(Data records for software interfaces)
┏━━

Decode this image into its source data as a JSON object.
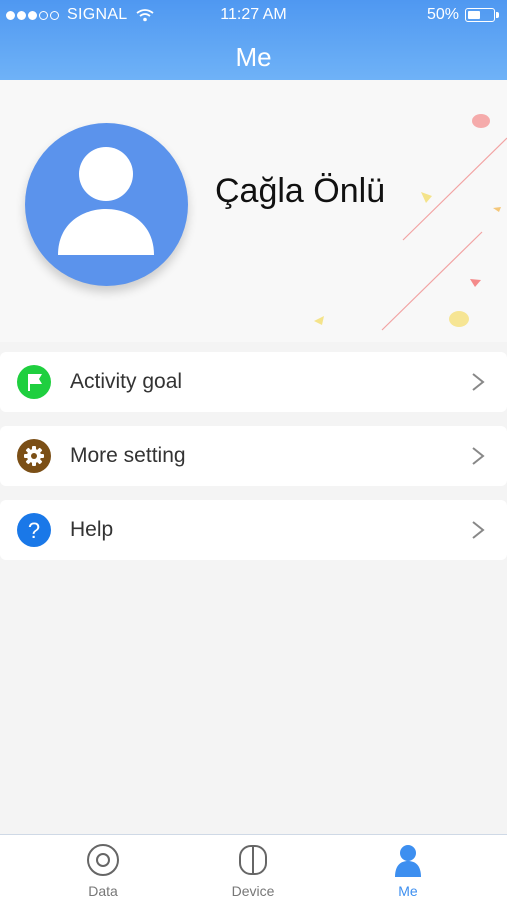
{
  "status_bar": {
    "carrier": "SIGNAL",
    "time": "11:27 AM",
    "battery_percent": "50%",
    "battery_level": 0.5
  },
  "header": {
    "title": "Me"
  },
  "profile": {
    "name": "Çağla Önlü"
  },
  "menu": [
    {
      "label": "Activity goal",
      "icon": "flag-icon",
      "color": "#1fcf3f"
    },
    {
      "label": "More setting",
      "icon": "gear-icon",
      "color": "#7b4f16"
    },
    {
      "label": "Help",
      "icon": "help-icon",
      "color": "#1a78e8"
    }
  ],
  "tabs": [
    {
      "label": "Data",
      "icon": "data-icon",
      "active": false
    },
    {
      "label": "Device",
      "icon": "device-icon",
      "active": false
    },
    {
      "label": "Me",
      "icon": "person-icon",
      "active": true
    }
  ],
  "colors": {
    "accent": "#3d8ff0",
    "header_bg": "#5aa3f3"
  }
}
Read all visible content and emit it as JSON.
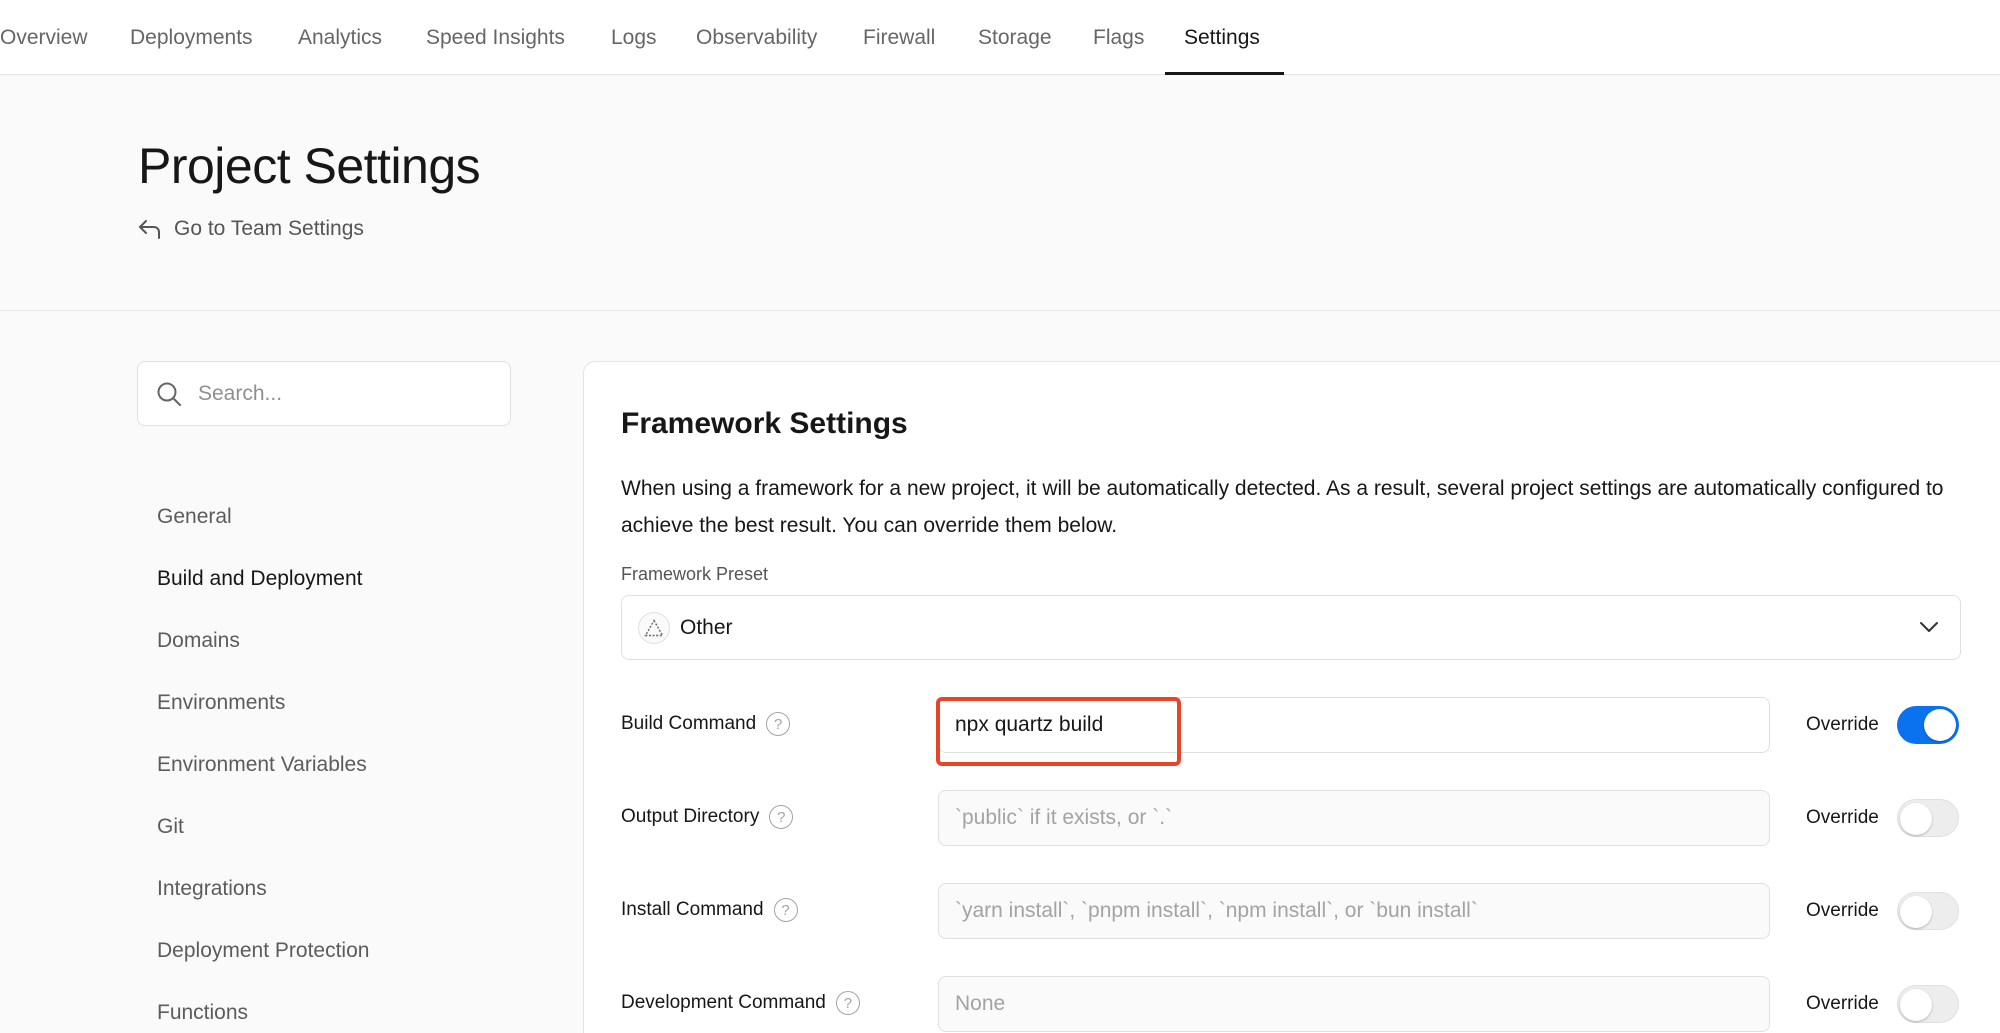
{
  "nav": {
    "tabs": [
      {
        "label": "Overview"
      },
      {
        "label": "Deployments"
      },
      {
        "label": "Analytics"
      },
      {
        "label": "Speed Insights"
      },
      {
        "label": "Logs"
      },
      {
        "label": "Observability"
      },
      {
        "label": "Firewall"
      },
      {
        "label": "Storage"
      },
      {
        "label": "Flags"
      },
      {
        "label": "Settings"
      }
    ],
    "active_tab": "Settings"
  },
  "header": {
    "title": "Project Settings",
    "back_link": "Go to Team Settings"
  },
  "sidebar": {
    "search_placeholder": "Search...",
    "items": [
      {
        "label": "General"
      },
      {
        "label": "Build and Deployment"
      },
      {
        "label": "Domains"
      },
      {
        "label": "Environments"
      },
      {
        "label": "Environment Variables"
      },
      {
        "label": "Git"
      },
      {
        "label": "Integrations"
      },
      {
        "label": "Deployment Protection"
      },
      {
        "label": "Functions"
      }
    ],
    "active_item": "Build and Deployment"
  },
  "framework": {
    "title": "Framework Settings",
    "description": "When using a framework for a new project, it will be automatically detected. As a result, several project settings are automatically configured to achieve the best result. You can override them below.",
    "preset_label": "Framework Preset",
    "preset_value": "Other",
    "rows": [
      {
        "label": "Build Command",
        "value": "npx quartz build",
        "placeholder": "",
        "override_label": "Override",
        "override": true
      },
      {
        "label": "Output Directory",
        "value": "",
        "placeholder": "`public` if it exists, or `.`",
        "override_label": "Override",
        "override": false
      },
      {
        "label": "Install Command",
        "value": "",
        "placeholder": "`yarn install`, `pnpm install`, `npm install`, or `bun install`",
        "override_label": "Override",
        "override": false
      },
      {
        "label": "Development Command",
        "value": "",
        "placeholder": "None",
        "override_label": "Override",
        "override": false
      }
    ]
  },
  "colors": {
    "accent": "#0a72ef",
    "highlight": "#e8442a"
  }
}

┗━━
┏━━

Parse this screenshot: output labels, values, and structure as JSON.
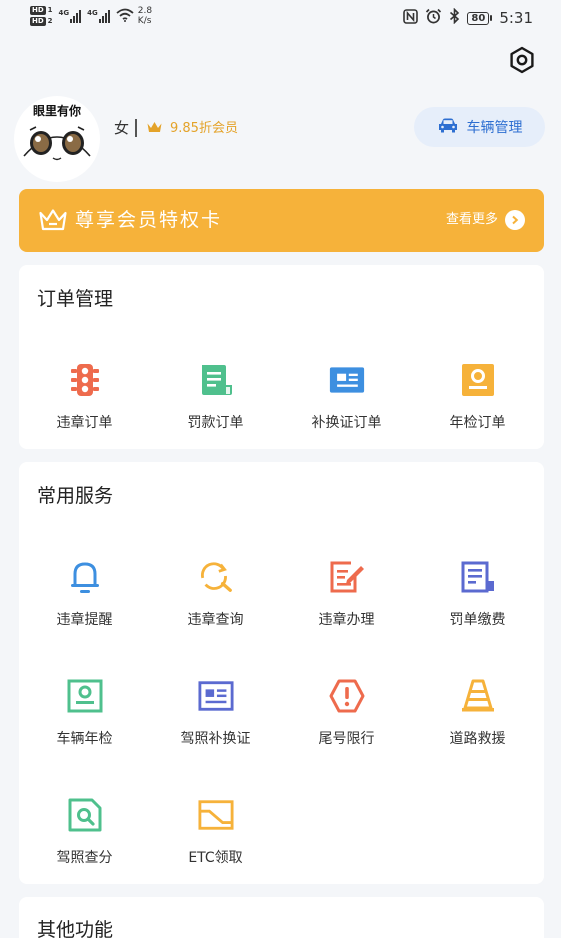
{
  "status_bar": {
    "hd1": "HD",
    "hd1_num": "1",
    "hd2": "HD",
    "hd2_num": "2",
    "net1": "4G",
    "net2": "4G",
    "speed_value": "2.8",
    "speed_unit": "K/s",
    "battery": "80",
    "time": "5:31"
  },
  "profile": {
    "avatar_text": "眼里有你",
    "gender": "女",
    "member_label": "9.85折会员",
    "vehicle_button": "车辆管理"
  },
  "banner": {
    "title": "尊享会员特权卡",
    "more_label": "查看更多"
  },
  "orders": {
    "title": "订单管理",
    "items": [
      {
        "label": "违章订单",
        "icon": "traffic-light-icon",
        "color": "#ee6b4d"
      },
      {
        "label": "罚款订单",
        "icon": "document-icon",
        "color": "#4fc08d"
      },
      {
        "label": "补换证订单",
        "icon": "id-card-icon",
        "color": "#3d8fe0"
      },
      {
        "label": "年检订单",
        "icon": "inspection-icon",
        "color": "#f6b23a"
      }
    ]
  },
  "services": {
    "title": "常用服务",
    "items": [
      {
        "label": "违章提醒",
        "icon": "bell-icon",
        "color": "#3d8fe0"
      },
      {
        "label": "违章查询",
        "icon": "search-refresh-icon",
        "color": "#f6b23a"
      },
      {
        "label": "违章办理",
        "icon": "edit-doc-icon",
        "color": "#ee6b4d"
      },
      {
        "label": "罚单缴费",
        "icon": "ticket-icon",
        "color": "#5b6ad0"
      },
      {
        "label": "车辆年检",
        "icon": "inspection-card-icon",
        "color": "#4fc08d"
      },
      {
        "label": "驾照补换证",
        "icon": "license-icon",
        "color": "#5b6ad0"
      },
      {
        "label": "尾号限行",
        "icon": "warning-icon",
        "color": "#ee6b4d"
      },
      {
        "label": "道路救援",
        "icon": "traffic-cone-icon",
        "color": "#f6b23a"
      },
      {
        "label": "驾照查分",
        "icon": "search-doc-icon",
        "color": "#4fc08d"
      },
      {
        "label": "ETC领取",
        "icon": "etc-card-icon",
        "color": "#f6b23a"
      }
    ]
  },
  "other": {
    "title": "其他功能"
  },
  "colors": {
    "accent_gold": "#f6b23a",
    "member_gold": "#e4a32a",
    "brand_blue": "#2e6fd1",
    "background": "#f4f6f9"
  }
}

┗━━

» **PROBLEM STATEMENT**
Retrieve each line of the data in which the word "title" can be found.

» **SOLUTION FOR THIS PROBLEM**
    "title": "Me"
    "title": "Project Settings",
    "title": "Framework Settings",
    "title": "尊享会员特权卡",
    "title": "订单管理",
    "title": "常用服务",
    "title": "其他功能"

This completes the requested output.